Scan the records for the word "mention". Report each line where it occurs.

Items from an interface collection
= = = =

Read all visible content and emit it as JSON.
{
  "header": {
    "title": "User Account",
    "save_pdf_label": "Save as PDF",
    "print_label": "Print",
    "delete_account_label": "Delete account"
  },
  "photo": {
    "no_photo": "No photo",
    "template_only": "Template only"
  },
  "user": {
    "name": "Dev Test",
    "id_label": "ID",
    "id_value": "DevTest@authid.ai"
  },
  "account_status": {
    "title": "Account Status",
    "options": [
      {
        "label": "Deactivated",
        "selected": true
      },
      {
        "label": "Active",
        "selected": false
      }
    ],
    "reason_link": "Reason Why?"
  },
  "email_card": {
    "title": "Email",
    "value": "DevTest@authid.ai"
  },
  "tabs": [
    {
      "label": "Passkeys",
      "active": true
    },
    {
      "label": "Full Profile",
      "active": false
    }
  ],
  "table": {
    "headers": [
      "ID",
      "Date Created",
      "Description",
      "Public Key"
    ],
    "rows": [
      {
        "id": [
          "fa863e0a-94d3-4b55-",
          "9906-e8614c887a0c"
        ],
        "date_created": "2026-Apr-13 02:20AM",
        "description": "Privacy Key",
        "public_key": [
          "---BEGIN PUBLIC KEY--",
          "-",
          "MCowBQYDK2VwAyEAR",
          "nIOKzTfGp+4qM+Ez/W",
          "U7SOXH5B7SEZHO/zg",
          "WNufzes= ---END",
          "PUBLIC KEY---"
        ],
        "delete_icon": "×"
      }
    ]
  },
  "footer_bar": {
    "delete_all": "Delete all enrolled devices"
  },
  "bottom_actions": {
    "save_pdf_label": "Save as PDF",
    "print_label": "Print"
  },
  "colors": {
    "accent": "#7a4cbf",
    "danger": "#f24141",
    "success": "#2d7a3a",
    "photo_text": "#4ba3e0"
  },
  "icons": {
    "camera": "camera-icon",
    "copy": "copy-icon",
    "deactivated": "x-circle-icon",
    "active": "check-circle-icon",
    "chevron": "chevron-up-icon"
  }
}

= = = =

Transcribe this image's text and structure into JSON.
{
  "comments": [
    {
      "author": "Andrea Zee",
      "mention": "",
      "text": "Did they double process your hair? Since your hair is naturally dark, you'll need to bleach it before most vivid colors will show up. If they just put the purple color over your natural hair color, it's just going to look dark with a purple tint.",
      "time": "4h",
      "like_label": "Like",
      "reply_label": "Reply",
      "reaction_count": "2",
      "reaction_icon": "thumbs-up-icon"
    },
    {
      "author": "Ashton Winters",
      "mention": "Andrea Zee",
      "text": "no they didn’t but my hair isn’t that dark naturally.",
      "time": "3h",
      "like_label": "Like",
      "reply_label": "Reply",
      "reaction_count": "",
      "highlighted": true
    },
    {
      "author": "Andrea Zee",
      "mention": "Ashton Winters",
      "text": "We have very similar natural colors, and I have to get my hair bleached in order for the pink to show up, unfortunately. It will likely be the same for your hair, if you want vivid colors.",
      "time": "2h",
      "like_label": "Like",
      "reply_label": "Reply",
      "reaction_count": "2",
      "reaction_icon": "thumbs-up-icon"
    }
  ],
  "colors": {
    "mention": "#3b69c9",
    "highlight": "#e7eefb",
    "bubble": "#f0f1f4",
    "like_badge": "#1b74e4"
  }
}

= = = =

Answer area
      "mention": "",
      "mention": "Andrea Zee",
      "mention": "Ashton Winters",
    "mention": "#3b69c9",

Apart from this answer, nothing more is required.